Sunday, March 30, 2008

Get Carter

Considering that one of my motives in starting this blog was to prevent open space going under tarmac to make a car park, waxing sentimental over a distant view of one in Gateshead would seem a little odd. But I could not resist taking this shot.

This solid pile (reminiscent, I think, of a castle) has a local fame which rarely comes to any building by virtue of its 'role' in the British cult movie Get Carter (1971). Despite its age, this film regularly wins polls among serious film fans for being the toughest gangster film the UK has ever produced. Its reputation grows year on year, unaffected by a re-make which set the up dated plot in ... Las Vagas! If you have not seen the movie I won't spoil it for you by describing the scene where the then new multi storey is witness to a memorable piece of 'communication breakdown'.

I must confess to actually liking this example of Brutalist 60s ferro-concrete construction. However, plans are moving ahead to demolish it. I regret this move. The Brutalist style is frequently the subject of condemnation and has never been popular in Britain at least; shades of Gothic Revival architecture. Unloved, the building has not been given the kind of care and attention it required.

Battlefield has great views across the Tyne gorge at this point, helped by the bareness of the winter trees.

Information about 'Get Carter' can be found on these web sites (amongst many others).

Details of the plot for those who have not seen the original movie

[Dead link removed 11.2012]

Profile of Get Carter director Mike Hodges

[Dead link removed 11.2012]
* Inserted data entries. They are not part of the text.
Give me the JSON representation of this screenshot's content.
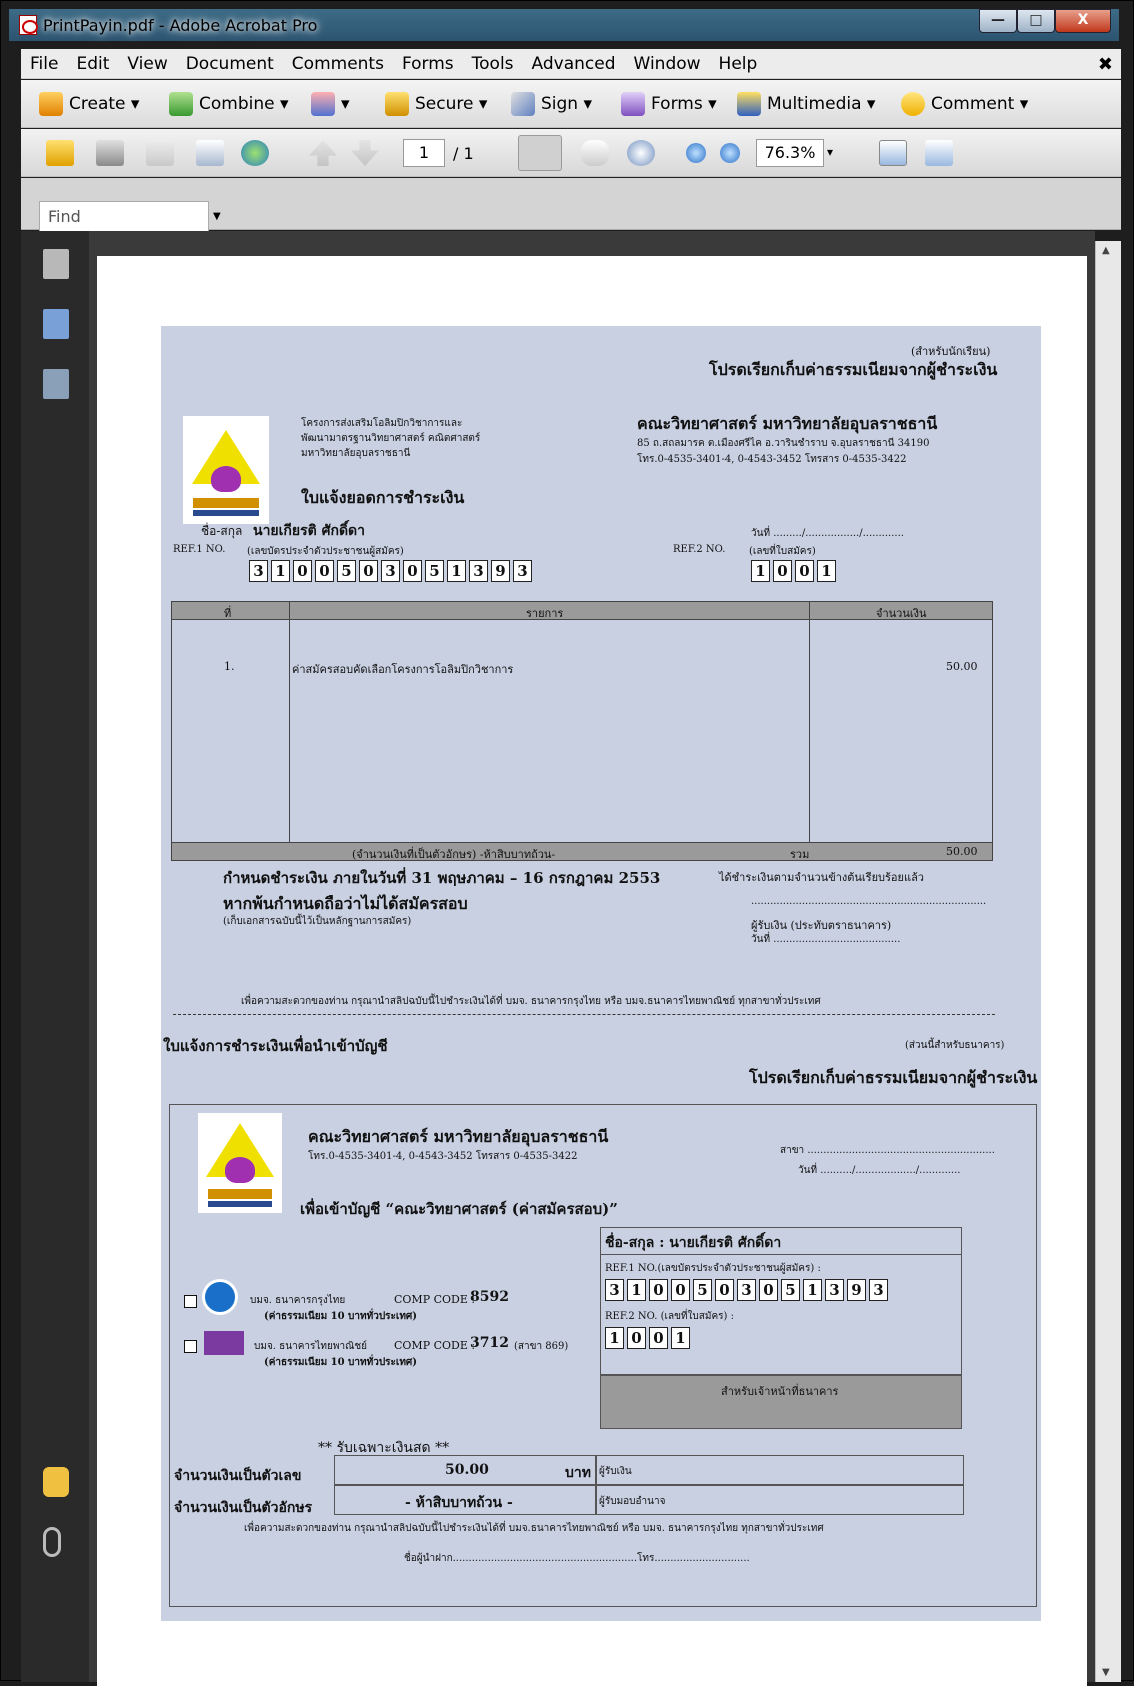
{
  "window": {
    "title": "PrintPayin.pdf - Adobe Acrobat Pro",
    "min_glyph": "—",
    "max_glyph": "□",
    "close_glyph": "X"
  },
  "menubar": {
    "items": [
      "File",
      "Edit",
      "View",
      "Document",
      "Comments",
      "Forms",
      "Tools",
      "Advanced",
      "Window",
      "Help"
    ],
    "close_glyph": "✖"
  },
  "toolbar1": {
    "create": "Create",
    "combine": "Combine",
    "secure": "Secure",
    "sign": "Sign",
    "forms": "Forms",
    "multimedia": "Multimedia",
    "comment": "Comment",
    "dropdown_glyph": "▾"
  },
  "toolbar2": {
    "page_current": "1",
    "page_total": "/ 1",
    "zoom": "76.3%",
    "zoom_dropdown": "▾"
  },
  "find": {
    "placeholder": "Find",
    "dropdown_glyph": "▼"
  },
  "scroll": {
    "up": "▲",
    "down": "▼"
  },
  "doc": {
    "top_copy_label": "(สำหรับนักเรียน)",
    "top_collect": "โปรดเรียกเก็บค่าธรรมเนียมจากผู้ชำระเงิน",
    "project_line1": "โครงการส่งเสริมโอลิมปิกวิชาการและ",
    "project_line2": "พัฒนามาตรฐานวิทยาศาสตร์ คณิตศาสตร์",
    "project_line3": "มหาวิทยาลัยอุบลราชธานี",
    "faculty": "คณะวิทยาศาสตร์ มหาวิทยาลัยอุบลราชธานี",
    "address": "85 ถ.สถลมารค ต.เมืองศรีไค อ.วารินชำราบ จ.อุบลราชธานี 34190",
    "phone": "โทร.0-4535-3401-4, 0-4543-3452 โทรสาร 0-4535-3422",
    "slip_title": "ใบแจ้งยอดการชำระเงิน",
    "name_label": "ชื่อ-สกุล",
    "name_value": "นายเกียรติ ศักดิ์ดา",
    "date_label": "วันที่ ........./................./.............",
    "ref1_label": "REF.1 NO.",
    "ref1_note": "(เลขบัตรประจำตัวประชาชนผู้สมัคร)",
    "ref2_label": "REF.2 NO.",
    "ref2_note": "(เลขที่ใบสมัคร)",
    "ref1_digits": [
      "3",
      "1",
      "0",
      "0",
      "5",
      "0",
      "3",
      "0",
      "5",
      "1",
      "3",
      "9",
      "3"
    ],
    "ref2_digits": [
      "1",
      "0",
      "0",
      "1"
    ],
    "table": {
      "headers": [
        "ที่",
        "รายการ",
        "จำนวนเงิน"
      ],
      "rows": [
        {
          "no": "1.",
          "item": "ค่าสมัครสอบคัดเลือกโครงการโอลิมปิกวิชาการ",
          "amount": "50.00"
        }
      ],
      "words_label": "(จำนวนเงินที่เป็นตัวอักษร) -ห้าสิบบาทถ้วน-",
      "total_label": "รวม",
      "total_value": "50.00"
    },
    "deadline": "กำหนดชำระเงิน ภายในวันที่ 31 พฤษภาคม – 16 กรกฎาคม 2553",
    "paid_note": "ได้ชำระเงินตามจำนวนข้างต้นเรียบร้อยแล้ว",
    "late_note": "หากพ้นกำหนดถือว่าไม่ได้สมัครสอบ",
    "keep_note": "(เก็บเอกสารฉบับนี้ไว้เป็นหลักฐานการสมัคร)",
    "sign_line": "..........................................................................",
    "receiver": "ผู้รับเงิน (ประทับตราธนาคาร)",
    "receiver_date": "วันที่ ........................................",
    "convenience_top": "เพื่อความสะดวกของท่าน กรุณานำสลิปฉบับนี้ไปชำระเงินได้ที่ บมจ. ธนาคารกรุงไทย หรือ บมจ.ธนาคารไทยพาณิชย์ ทุกสาขาทั่วประเทศ",
    "bank_slip_title": "ใบแจ้งการชำระเงินเพื่อนำเข้าบัญชี",
    "bank_copy_label": "(ส่วนนี้สำหรับธนาคาร)",
    "bank_collect": "โปรดเรียกเก็บค่าธรรมเนียมจากผู้ชำระเงิน",
    "branch_label": "สาขา ...........................................................",
    "bank_date": "วันที่ ........../.................../.............",
    "account_title": "เพื่อเข้าบัญชี “คณะวิทยาศาสตร์ (ค่าสมัครสอบ)”",
    "name_full": "ชื่อ-สกุล : นายเกียรติ ศักดิ์ดา",
    "ref1_full": "REF.1 NO.(เลขบัตรประจำตัวประชาชนผู้สมัคร) :",
    "ref2_full": "REF.2 NO. (เลขที่ใบสมัคร) :",
    "bank_officer": "สำหรับเจ้าหน้าที่ธนาคาร",
    "ktb_name": "บมจ. ธนาคารกรุงไทย",
    "ktb_code_label": "COMP CODE :",
    "ktb_code": "8592",
    "ktb_fee": "(ค่าธรรมเนียม 10 บาททั่วประเทศ)",
    "scb_name": "บมจ. ธนาคารไทยพาณิชย์",
    "scb_code_label": "COMP CODE :",
    "scb_code": "3712",
    "scb_branch": "(สาขา 869)",
    "scb_fee": "(ค่าธรรมเนียม 10 บาททั่วประเทศ)",
    "cash_only": "** รับเฉพาะเงินสด **",
    "amount_num_label": "จำนวนเงินเป็นตัวเลข",
    "amount_num": "50.00",
    "baht": "บาท",
    "payer_sig": "ผู้รับเงิน",
    "amount_text_label": "จำนวนเงินเป็นตัวอักษร",
    "amount_text": "- ห้าสิบบาทถ้วน -",
    "authorized": "ผู้รับมอบอำนาจ",
    "convenience_bottom": "เพื่อความสะดวกของท่าน กรุณานำสลิปฉบับนี้ไปชำระเงินได้ที่ บมจ.ธนาคารไทยพาณิชย์ หรือ บมจ. ธนาคารกรุงไทย ทุกสาขาทั่วประเทศ",
    "depositor": "ชื่อผู้นำฝาก..........................................................โทร..............................",
    "logo_caption": "มหาวิทยาลัยอุบลราชธานี"
  }
}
Includes a profile of the 'Demon Tower' multi storey car park

For those with an interest in architectural history here are links for Brutalism and the history of the Gateshead multi-storey

[Dead link removed 11.2012]
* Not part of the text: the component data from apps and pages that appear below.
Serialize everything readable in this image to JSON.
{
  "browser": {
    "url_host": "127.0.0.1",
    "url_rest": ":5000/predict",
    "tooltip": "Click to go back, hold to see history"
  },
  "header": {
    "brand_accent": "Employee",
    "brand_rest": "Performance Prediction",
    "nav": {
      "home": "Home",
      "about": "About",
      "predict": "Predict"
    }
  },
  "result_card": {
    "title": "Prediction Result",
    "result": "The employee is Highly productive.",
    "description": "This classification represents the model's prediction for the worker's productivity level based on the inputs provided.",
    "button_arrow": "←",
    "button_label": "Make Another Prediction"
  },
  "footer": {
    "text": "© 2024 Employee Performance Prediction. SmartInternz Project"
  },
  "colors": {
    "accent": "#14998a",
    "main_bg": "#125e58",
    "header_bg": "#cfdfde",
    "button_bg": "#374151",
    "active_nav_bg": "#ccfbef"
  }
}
Footnote 11.2012: Internet links do not stay live for long it seems. However, those of you who are interested can simply search using the same terms I did. Best Wishes, A.D.
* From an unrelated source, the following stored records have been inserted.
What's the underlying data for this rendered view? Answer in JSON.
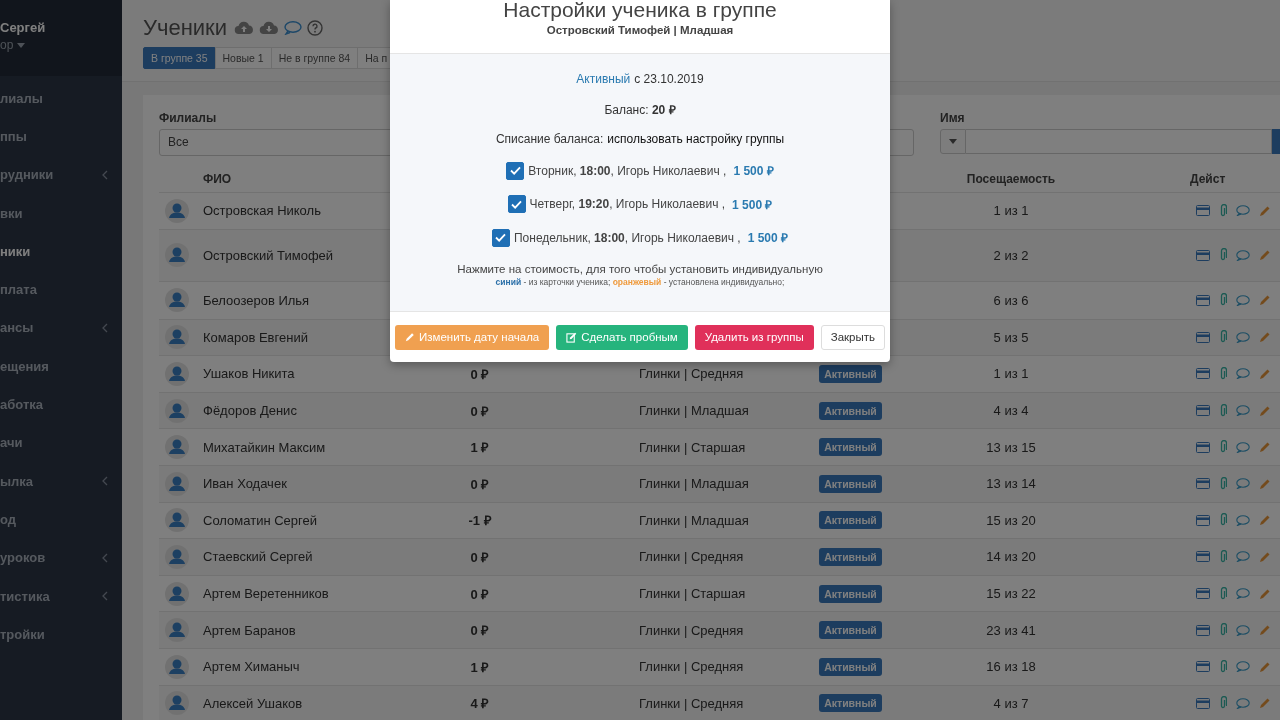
{
  "sidebar": {
    "user": {
      "name": "Сергей",
      "role": "ор"
    },
    "items": [
      {
        "label": "лиалы",
        "selected": false,
        "submenu": false
      },
      {
        "label": "ппы",
        "selected": false,
        "submenu": false
      },
      {
        "label": "рудники",
        "selected": false,
        "submenu": true
      },
      {
        "label": "вки",
        "selected": false,
        "submenu": false
      },
      {
        "label": "ники",
        "selected": true,
        "submenu": false
      },
      {
        "label": "плата",
        "selected": false,
        "submenu": false
      },
      {
        "label": "ансы",
        "selected": false,
        "submenu": true
      },
      {
        "label": "ещения",
        "selected": false,
        "submenu": false
      },
      {
        "label": "аботка",
        "selected": false,
        "submenu": false
      },
      {
        "label": "ачи",
        "selected": false,
        "submenu": false
      },
      {
        "label": "ылка",
        "selected": false,
        "submenu": true
      },
      {
        "label": "од",
        "selected": false,
        "submenu": false
      },
      {
        "label": "уроков",
        "selected": false,
        "submenu": true
      },
      {
        "label": "тистика",
        "selected": false,
        "submenu": true
      },
      {
        "label": "тройки",
        "selected": false,
        "submenu": false
      }
    ]
  },
  "page": {
    "title": "Ученики",
    "tabs": [
      {
        "label": "В группе 35",
        "selected": true
      },
      {
        "label": "Новые 1",
        "selected": false
      },
      {
        "label": "Не в группе 84",
        "selected": false
      },
      {
        "label": "На п",
        "selected": false
      }
    ]
  },
  "filters": [
    {
      "kind": "select",
      "label": "Филиалы",
      "value": "Все"
    },
    {
      "kind": "search",
      "label": "Имя"
    }
  ],
  "table": {
    "columns": {
      "name": "ФИО",
      "attendance": "Посещаемость",
      "actions": "Дейст"
    },
    "rows": [
      {
        "name": "Островская Николь",
        "attendance": "1 из 1"
      },
      {
        "name": "Островский Тимофей",
        "attendance": "2 из 2"
      },
      {
        "name": "Белоозеров Илья",
        "attendance": "6 из 6"
      },
      {
        "name": "Комаров Евгений",
        "attendance": "5 из 5"
      },
      {
        "name": "Ушаков Никита",
        "balance": "0 ₽",
        "group": "Глинки | Средняя",
        "status": "Активный",
        "attendance": "1 из 1"
      },
      {
        "name": "Фёдоров Денис",
        "balance": "0 ₽",
        "group": "Глинки | Младшая",
        "status": "Активный",
        "attendance": "4 из 4"
      },
      {
        "name": "Михатайкин Максим",
        "balance": "1 ₽",
        "group": "Глинки | Старшая",
        "status": "Активный",
        "attendance": "13 из 15"
      },
      {
        "name": "Иван Ходачек",
        "balance": "0 ₽",
        "group": "Глинки | Младшая",
        "status": "Активный",
        "attendance": "13 из 14"
      },
      {
        "name": "Соломатин Сергей",
        "balance": "-1 ₽",
        "group": "Глинки | Младшая",
        "status": "Активный",
        "attendance": "15 из 20"
      },
      {
        "name": "Стаевский Сергей",
        "balance": "0 ₽",
        "group": "Глинки | Средняя",
        "status": "Активный",
        "attendance": "14 из 20"
      },
      {
        "name": "Артем Веретенников",
        "balance": "0 ₽",
        "group": "Глинки | Старшая",
        "status": "Активный",
        "attendance": "15 из 22"
      },
      {
        "name": "Артем Баранов",
        "balance": "0 ₽",
        "group": "Глинки | Средняя",
        "status": "Активный",
        "attendance": "23 из 41"
      },
      {
        "name": "Артем Химаныч",
        "balance": "1 ₽",
        "group": "Глинки | Средняя",
        "status": "Активный",
        "attendance": "16 из 18"
      },
      {
        "name": "Алексей Ушаков",
        "balance": "4 ₽",
        "group": "Глинки | Средняя",
        "status": "Активный",
        "attendance": "4 из 7"
      }
    ]
  },
  "modal": {
    "title": "Настройки ученика в группе",
    "subtitle": "Островский Тимофей | Младшая",
    "status": {
      "label": "Активный",
      "since": "с 23.10.2019"
    },
    "balance": "Баланс: **20 ₽**",
    "writeoff": {
      "label": "Списание баланса:",
      "value": "использовать настройку группы"
    },
    "lessons": [
      {
        "text": "Вторник, **18:00**, Игорь Николаевич ,",
        "price": "1 500 ₽",
        "checked": true,
        "individual": false
      },
      {
        "text": "Четверг, **19:20**, Игорь Николаевич ,",
        "price": "1 500 ₽",
        "checked": true,
        "individual": false
      },
      {
        "text": "Понедельник, **18:00**, Игорь Николаевич ,",
        "price": "1 500 ₽",
        "checked": true,
        "individual": false
      }
    ],
    "hint": "Нажмите на стоимость, для того чтобы установить индивидуальную",
    "legend": "**синий** - из карточки ученика; **оранжевый** - установлена индивидуально;",
    "buttons": [
      {
        "label": "Изменить дату начала",
        "kind": "warning"
      },
      {
        "label": "Сделать пробным",
        "kind": "success"
      },
      {
        "label": "Удалить из группы",
        "kind": "danger"
      },
      {
        "label": "Закрыть",
        "kind": "default"
      }
    ]
  }
}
Monday, March 24, 2008

Building work

A flurry of building work (to match the recent flurries of snow) has been taking place on the fringes of Battlefield open space. These photographs were taken in the past month.

First, the old 'warehouse' Ouseburn Community Centre was torn down (so fast I could not get photographs of the deed) and work promptly started on its replacement. The Centre had been well used in the past. I hope the new Centre bodes well for the open space. Together they provide vital resources to the local area.

Next, a new push chair and wheelchair friendly pathway has been constructed on the north eastern side of the open space, linked to improvements in the related pedestrian approaches.

However, it is not just human builders who have been busy ...

Thursday, March 13, 2008

A Spring day

March "like a roaring lion" has come in. Blue skies and high winds over Battlefield. Early flowers are withstanding the pressure in sheltered corners and bring with them a sign that winter is almost – not quite – done. Despite the chilliness of recent nights these plants seem to be thriving.

From top to bottom:

1. Colt's-foot Tussilago farfara
A plant that turns up very early in Spring in my experience, growing in waste and disturbed ground, seemingly oblivious of rubble, litter or anything much. A hero in short.

2 & 3. Lesser Celendine Ranunculus ficaria
Taking advantage of the dormancy of other more vigourous plants this splendid little yellow flowered plant gets in quickly before being shaded out later in the season.

4. Daffodil Narcissus pseudonarcissus
The Spring cliché, but who cares? These were planted out some years ago and are doing well, establishing swaves of plants along the well drained steep sided approaches to the Lower Ouseburn. (See last pair of photographs below.)

5, 6 & 7. Bird Cherry Punus padus
At least, I think these images are of such. Possibly a self-sown tree. Close by there are excellent Crab apples Malus spp. safely beyond reach on the railway trackside. These produce fruit in most years. These are self-seeded without a doubt.